**Exercise directions:**
In the material below, find each line with the word "icon" and copy it.

**Input data:**

=== Section Start ===

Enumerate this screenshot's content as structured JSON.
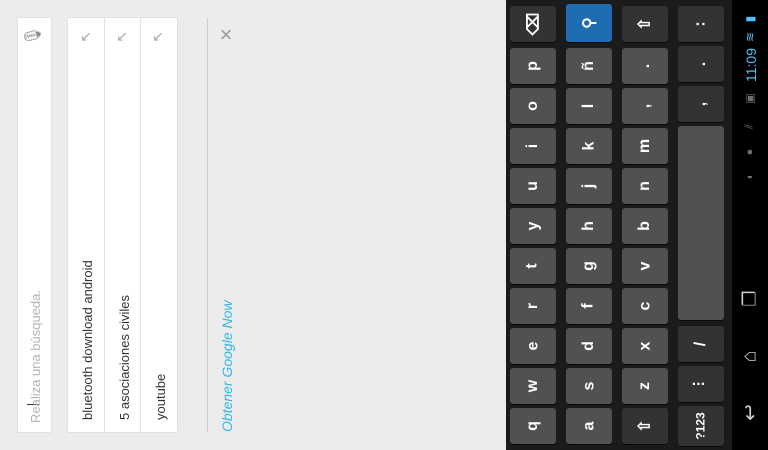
{
  "search": {
    "placeholder": "Realiza una búsqueda.",
    "mic_icon": "mic-icon"
  },
  "suggestions": [
    {
      "text": "bluetooth download android",
      "icon": "arrow-up-left-icon"
    },
    {
      "text": "5 asociaciones civiles",
      "icon": "arrow-up-left-icon"
    },
    {
      "text": "youtube",
      "icon": "arrow-up-left-icon"
    }
  ],
  "google_now": {
    "link_text": "Obtener Google Now",
    "close_icon": "close-icon",
    "link_color": "#33b5e5"
  },
  "keyboard": {
    "row1": [
      "q",
      "w",
      "e",
      "r",
      "t",
      "y",
      "u",
      "i",
      "o",
      "p"
    ],
    "row2": [
      "a",
      "s",
      "d",
      "f",
      "g",
      "h",
      "j",
      "k",
      "l",
      "ñ"
    ],
    "row3": [
      "z",
      "x",
      "c",
      "v",
      "b",
      "n",
      "m",
      ",",
      "."
    ],
    "shift_label": "⇧",
    "symbols_label": "?123",
    "settings_label": "⫶",
    "mic_key_label": "/",
    "comma_label": ",",
    "dot_label": ".",
    "colon_label": ":",
    "delete_icon": "backspace-icon",
    "search_icon": "search-icon",
    "accent_color": "#1f6db0"
  },
  "status_bar": {
    "time": "11:09",
    "wifi_icon": "wifi-icon",
    "battery_icon": "battery-icon"
  },
  "nav_bar": {
    "back_icon": "back-icon",
    "home_icon": "home-icon",
    "recents_icon": "recent-apps-icon"
  }
}
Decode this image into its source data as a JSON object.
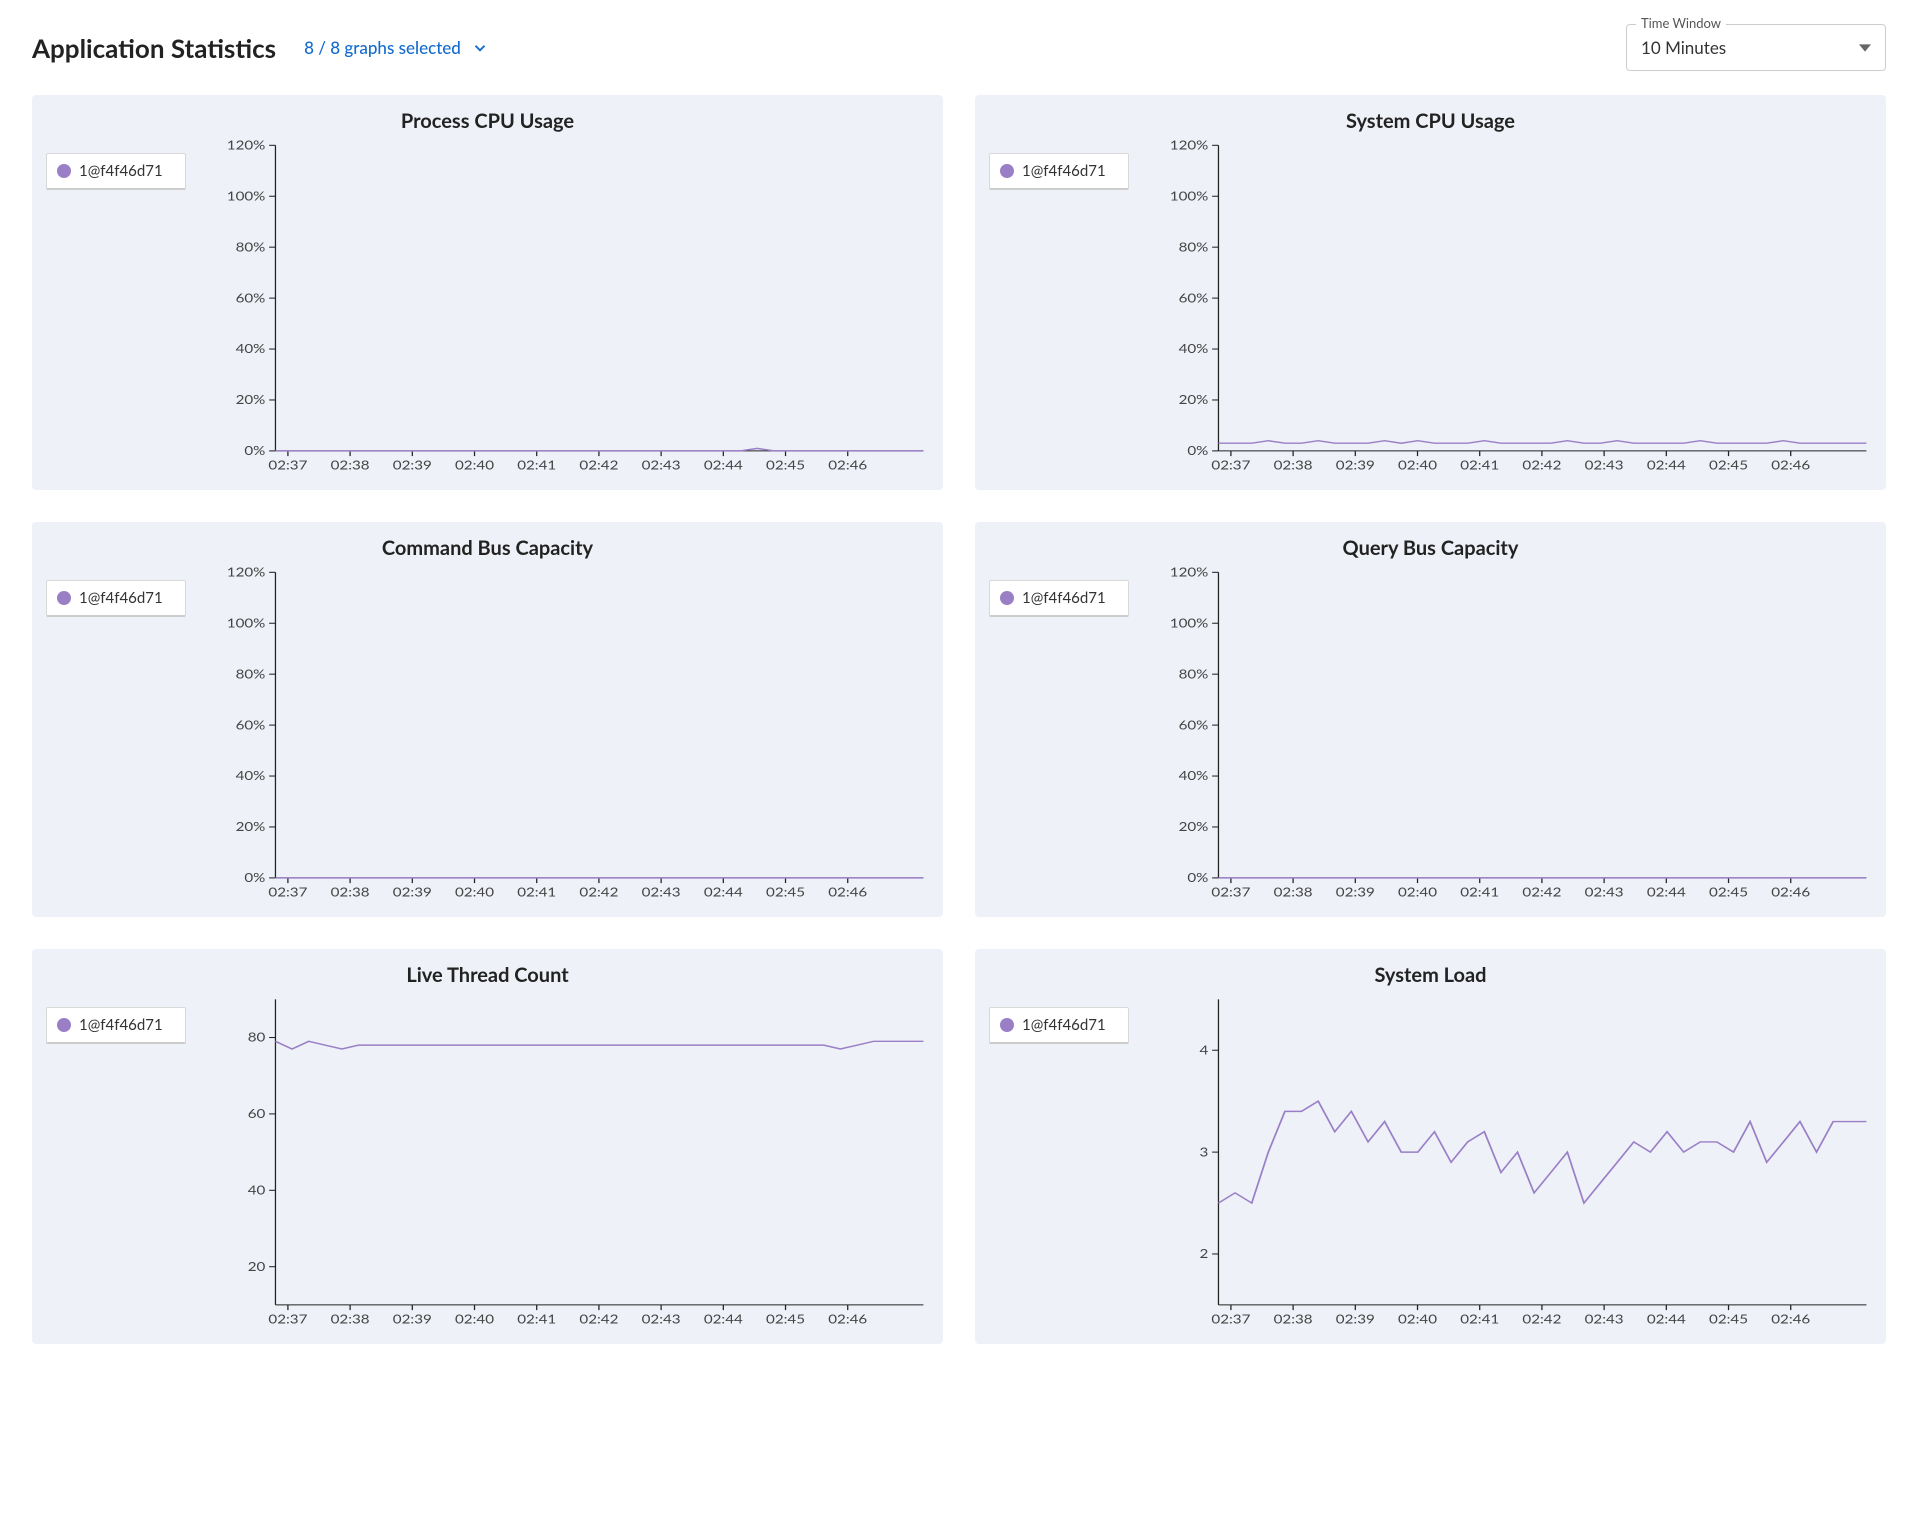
{
  "header": {
    "title": "Application Statistics",
    "graph_selector": "8 / 8 graphs selected",
    "time_window_label": "Time Window",
    "time_window_value": "10 Minutes"
  },
  "legend": {
    "label": "1@f4f46d71"
  },
  "chart_data": [
    {
      "type": "line",
      "title": "Process CPU Usage",
      "xlabel": "",
      "ylabel": "",
      "y_ticks": [
        "0%",
        "20%",
        "40%",
        "60%",
        "80%",
        "100%",
        "120%"
      ],
      "x_ticks": [
        "02:37",
        "02:38",
        "02:39",
        "02:40",
        "02:41",
        "02:42",
        "02:43",
        "02:44",
        "02:45",
        "02:46"
      ],
      "ylim": [
        0,
        120
      ],
      "series": [
        {
          "name": "1@f4f46d71",
          "values": [
            0,
            0,
            0,
            0,
            0,
            0,
            0,
            0,
            0,
            0,
            0,
            0,
            0,
            0,
            0,
            0,
            0,
            0,
            0,
            0,
            0,
            0,
            0,
            0,
            0,
            0,
            0,
            0,
            0,
            1,
            0,
            0,
            0,
            0,
            0,
            0,
            0,
            0,
            0,
            0
          ]
        }
      ],
      "categories_n": 40
    },
    {
      "type": "line",
      "title": "System CPU Usage",
      "xlabel": "",
      "ylabel": "",
      "y_ticks": [
        "0%",
        "20%",
        "40%",
        "60%",
        "80%",
        "100%",
        "120%"
      ],
      "x_ticks": [
        "02:37",
        "02:38",
        "02:39",
        "02:40",
        "02:41",
        "02:42",
        "02:43",
        "02:44",
        "02:45",
        "02:46"
      ],
      "ylim": [
        0,
        120
      ],
      "series": [
        {
          "name": "1@f4f46d71",
          "values": [
            3,
            3,
            3,
            4,
            3,
            3,
            4,
            3,
            3,
            3,
            4,
            3,
            4,
            3,
            3,
            3,
            4,
            3,
            3,
            3,
            3,
            4,
            3,
            3,
            4,
            3,
            3,
            3,
            3,
            4,
            3,
            3,
            3,
            3,
            4,
            3,
            3,
            3,
            3,
            3
          ]
        }
      ],
      "categories_n": 40
    },
    {
      "type": "line",
      "title": "Command Bus Capacity",
      "xlabel": "",
      "ylabel": "",
      "y_ticks": [
        "0%",
        "20%",
        "40%",
        "60%",
        "80%",
        "100%",
        "120%"
      ],
      "x_ticks": [
        "02:37",
        "02:38",
        "02:39",
        "02:40",
        "02:41",
        "02:42",
        "02:43",
        "02:44",
        "02:45",
        "02:46"
      ],
      "ylim": [
        0,
        120
      ],
      "series": [
        {
          "name": "1@f4f46d71",
          "values": [
            0,
            0,
            0,
            0,
            0,
            0,
            0,
            0,
            0,
            0,
            0,
            0,
            0,
            0,
            0,
            0,
            0,
            0,
            0,
            0,
            0,
            0,
            0,
            0,
            0,
            0,
            0,
            0,
            0,
            0,
            0,
            0,
            0,
            0,
            0,
            0,
            0,
            0,
            0,
            0
          ]
        }
      ],
      "categories_n": 40
    },
    {
      "type": "line",
      "title": "Query Bus Capacity",
      "xlabel": "",
      "ylabel": "",
      "y_ticks": [
        "0%",
        "20%",
        "40%",
        "60%",
        "80%",
        "100%",
        "120%"
      ],
      "x_ticks": [
        "02:37",
        "02:38",
        "02:39",
        "02:40",
        "02:41",
        "02:42",
        "02:43",
        "02:44",
        "02:45",
        "02:46"
      ],
      "ylim": [
        0,
        120
      ],
      "series": [
        {
          "name": "1@f4f46d71",
          "values": [
            0,
            0,
            0,
            0,
            0,
            0,
            0,
            0,
            0,
            0,
            0,
            0,
            0,
            0,
            0,
            0,
            0,
            0,
            0,
            0,
            0,
            0,
            0,
            0,
            0,
            0,
            0,
            0,
            0,
            0,
            0,
            0,
            0,
            0,
            0,
            0,
            0,
            0,
            0,
            0
          ]
        }
      ],
      "categories_n": 40
    },
    {
      "type": "line",
      "title": "Live Thread Count",
      "xlabel": "",
      "ylabel": "",
      "y_ticks": [
        "20",
        "40",
        "60",
        "80"
      ],
      "x_ticks": [
        "02:37",
        "02:38",
        "02:39",
        "02:40",
        "02:41",
        "02:42",
        "02:43",
        "02:44",
        "02:45",
        "02:46"
      ],
      "ylim": [
        10,
        90
      ],
      "series": [
        {
          "name": "1@f4f46d71",
          "values": [
            79,
            77,
            79,
            78,
            77,
            78,
            78,
            78,
            78,
            78,
            78,
            78,
            78,
            78,
            78,
            78,
            78,
            78,
            78,
            78,
            78,
            78,
            78,
            78,
            78,
            78,
            78,
            78,
            78,
            78,
            78,
            78,
            78,
            78,
            77,
            78,
            79,
            79,
            79,
            79
          ]
        }
      ],
      "categories_n": 40
    },
    {
      "type": "line",
      "title": "System Load",
      "xlabel": "",
      "ylabel": "",
      "y_ticks": [
        "2",
        "3",
        "4"
      ],
      "x_ticks": [
        "02:37",
        "02:38",
        "02:39",
        "02:40",
        "02:41",
        "02:42",
        "02:43",
        "02:44",
        "02:45",
        "02:46"
      ],
      "ylim": [
        1.5,
        4.5
      ],
      "series": [
        {
          "name": "1@f4f46d71",
          "values": [
            2.5,
            2.6,
            2.5,
            3.0,
            3.4,
            3.4,
            3.5,
            3.2,
            3.4,
            3.1,
            3.3,
            3.0,
            3.0,
            3.2,
            2.9,
            3.1,
            3.2,
            2.8,
            3.0,
            2.6,
            2.8,
            3.0,
            2.5,
            2.7,
            2.9,
            3.1,
            3.0,
            3.2,
            3.0,
            3.1,
            3.1,
            3.0,
            3.3,
            2.9,
            3.1,
            3.3,
            3.0,
            3.3,
            3.3,
            3.3
          ]
        }
      ],
      "categories_n": 40
    }
  ]
}
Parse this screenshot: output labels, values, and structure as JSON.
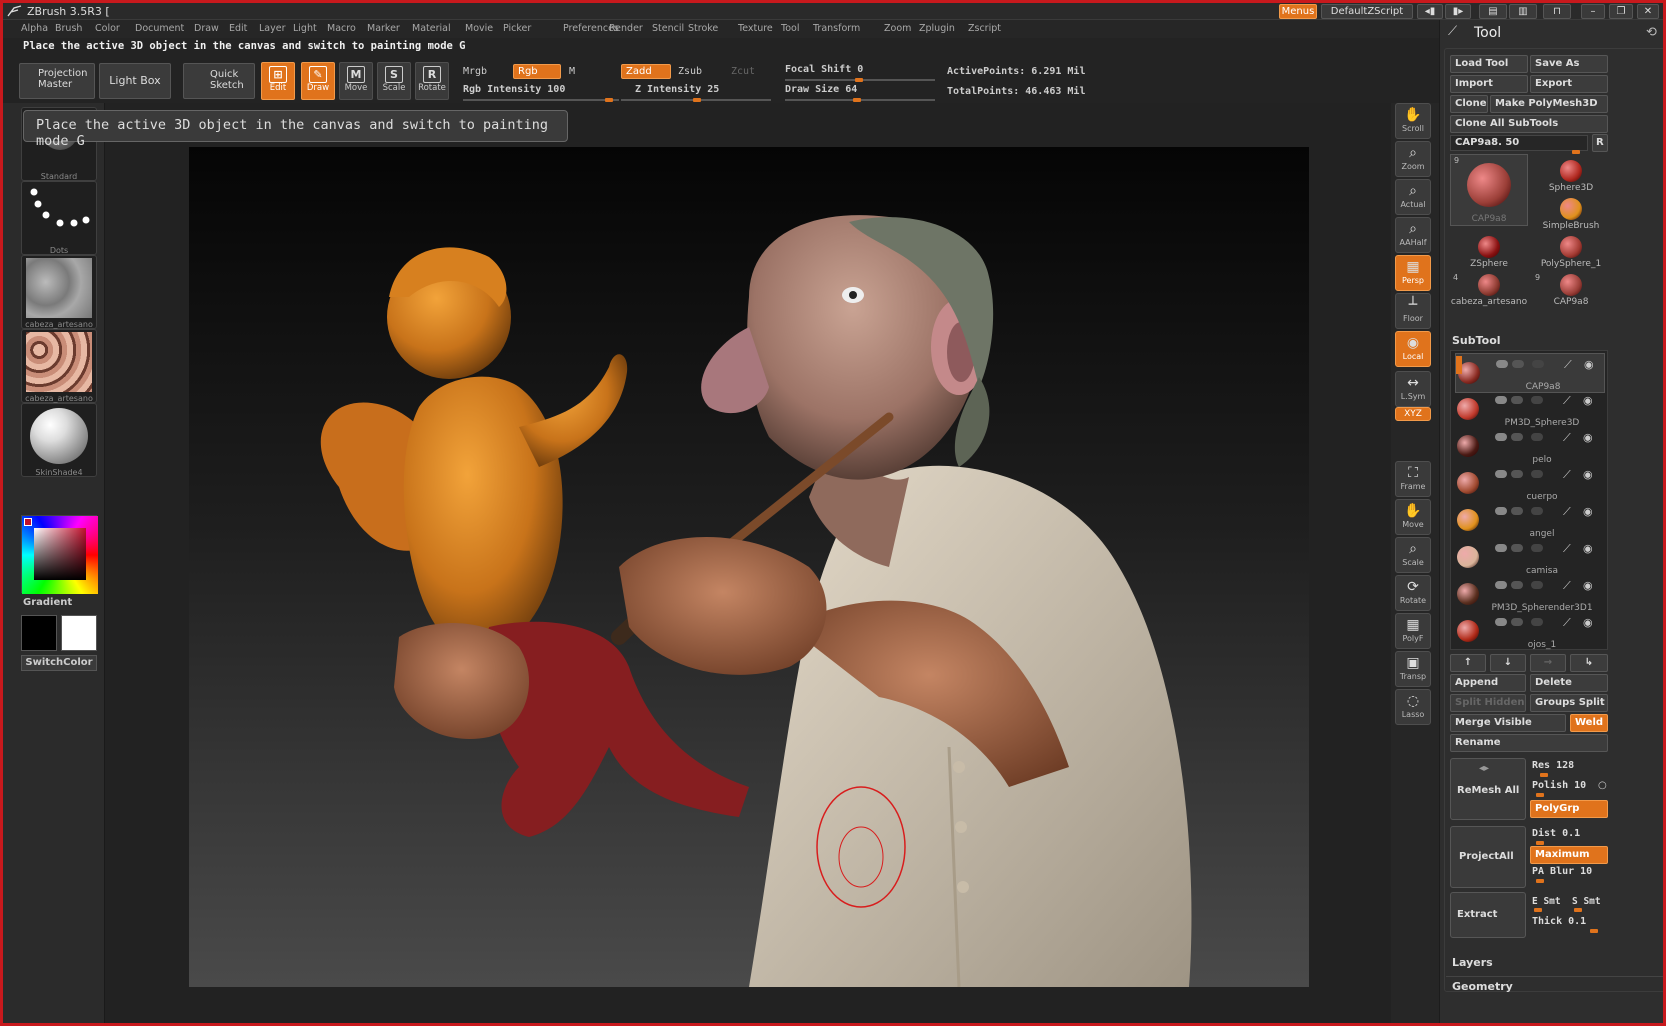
{
  "app": {
    "title": "ZBrush 3.5R3 ["
  },
  "titlebar": {
    "menus": "Menus",
    "script": "DefaultZScript"
  },
  "menubar": [
    "Alpha",
    "Brush",
    "Color",
    "Document",
    "Draw",
    "Edit",
    "Layer",
    "Light",
    "Macro",
    "Marker",
    "Material",
    "Movie",
    "Picker",
    "Preferences",
    "Render",
    "Stencil",
    "Stroke",
    "Texture",
    "Tool",
    "Transform",
    "Zoom",
    "Zplugin",
    "Zscript"
  ],
  "hint": "Place the active 3D object in the canvas and switch to painting mode  G",
  "tooltip": "Place the active 3D object in the canvas and switch to painting mode  G",
  "toolbar": {
    "projection_master": "Projection Master",
    "light_box": "Light Box",
    "quick_sketch": "Quick Sketch",
    "tools": [
      {
        "label": "Edit",
        "glyph": "⊞",
        "active": true
      },
      {
        "label": "Draw",
        "glyph": "✎",
        "active": true
      },
      {
        "label": "Move",
        "glyph": "M",
        "active": false
      },
      {
        "label": "Scale",
        "glyph": "S",
        "active": false
      },
      {
        "label": "Rotate",
        "glyph": "R",
        "active": false
      }
    ],
    "mrgb": "Mrgb",
    "rgb": "Rgb",
    "m": "M",
    "rgb_intensity": "Rgb Intensity 100",
    "zadd": "Zadd",
    "zsub": "Zsub",
    "zcut": "Zcut",
    "z_intensity": "Z Intensity 25",
    "focal_shift": "Focal Shift 0",
    "draw_size": "Draw Size 64",
    "active_points": "ActivePoints: 6.291 Mil",
    "total_points": "TotalPoints: 46.463 Mil"
  },
  "left_shelf": [
    {
      "caption": "Standard",
      "kind": "brush"
    },
    {
      "caption": "Dots",
      "kind": "dots"
    },
    {
      "caption": "cabeza_artesano",
      "kind": "texture-grey"
    },
    {
      "caption": "cabeza_artesano",
      "kind": "texture-skin"
    },
    {
      "caption": "SkinShade4",
      "kind": "material"
    }
  ],
  "color": {
    "gradient_label": "Gradient",
    "switch_label": "SwitchColor",
    "primary": "#000000",
    "secondary": "#ffffff"
  },
  "right_strip": [
    {
      "label": "Scroll",
      "glyph": "✋",
      "active": false
    },
    {
      "label": "Zoom",
      "glyph": "⌕",
      "active": false
    },
    {
      "label": "Actual",
      "glyph": "⌕",
      "active": false
    },
    {
      "label": "AAHalf",
      "glyph": "⌕",
      "active": false
    },
    {
      "label": "Persp",
      "glyph": "▦",
      "active": true
    },
    {
      "label": "Floor",
      "glyph": "┴",
      "active": false
    },
    {
      "label": "Local",
      "glyph": "◉",
      "active": true
    },
    {
      "label": "L.Sym",
      "glyph": "↔",
      "active": false
    },
    {
      "label": "XYZ",
      "glyph": "",
      "active": true
    },
    {
      "label": "Frame",
      "glyph": "⛶",
      "active": false
    },
    {
      "label": "Move",
      "glyph": "✋",
      "active": false
    },
    {
      "label": "Scale",
      "glyph": "⌕",
      "active": false
    },
    {
      "label": "Rotate",
      "glyph": "⟳",
      "active": false
    },
    {
      "label": "PolyF",
      "glyph": "▦",
      "active": false
    },
    {
      "label": "Transp",
      "glyph": "▣",
      "active": false
    },
    {
      "label": "Lasso",
      "glyph": "◌",
      "active": false
    }
  ],
  "tool_panel": {
    "title": "Tool",
    "load_tool": "Load Tool",
    "save_as": "Save As",
    "import": "Import",
    "export": "Export",
    "clone": "Clone",
    "make_polymesh": "Make PolyMesh3D",
    "clone_all": "Clone All SubTools",
    "current": "CAP9a8. 50",
    "r": "R",
    "thumbs": [
      {
        "name": "CAP9a8",
        "count": "9"
      },
      {
        "name": "Sphere3D",
        "count": ""
      },
      {
        "name": "SimpleBrush",
        "count": ""
      },
      {
        "name": "ZSphere",
        "count": ""
      },
      {
        "name": "PolySphere_1",
        "count": ""
      },
      {
        "name": "cabeza_artesano",
        "count": "4"
      },
      {
        "name": "CAP9a8",
        "count": "9"
      }
    ]
  },
  "subtool": {
    "title": "SubTool",
    "items": [
      "CAP9a8",
      "PM3D_Sphere3D",
      "pelo",
      "cuerpo",
      "angel",
      "camisa",
      "PM3D_Spherender3D1",
      "ojos_1"
    ],
    "append": "Append",
    "delete": "Delete",
    "split_hidden": "Split Hidden",
    "groups_split": "Groups Split",
    "merge_visible": "Merge Visible",
    "weld": "Weld",
    "rename": "Rename",
    "remesh_all": "ReMesh All",
    "res": "Res 128",
    "polish": "Polish 10",
    "polygrp": "PolyGrp",
    "project_all": "ProjectAll",
    "dist": "Dist 0.1",
    "maximum": "Maximum",
    "pa_blur": "PA Blur 10",
    "extract": "Extract",
    "e_smt": "E Smt",
    "s_smt": "S Smt",
    "thick": "Thick 0.1"
  },
  "sections": {
    "layers": "Layers",
    "geometry": "Geometry"
  }
}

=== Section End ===

**Result:**
    "mic_icon": "mic-icon"
      "icon": "arrow-up-left-icon"
      "icon": "arrow-up-left-icon"
      "icon": "arrow-up-left-icon"
    "close_icon": "close-icon",
    "delete_icon": "backspace-icon",
    "search_icon": "search-icon",
    "wifi_icon": "wifi-icon",
    "battery_icon": "battery-icon"
    "back_icon": "back-icon",
    "home_icon": "home-icon",
    "recents_icon": "recent-apps-icon"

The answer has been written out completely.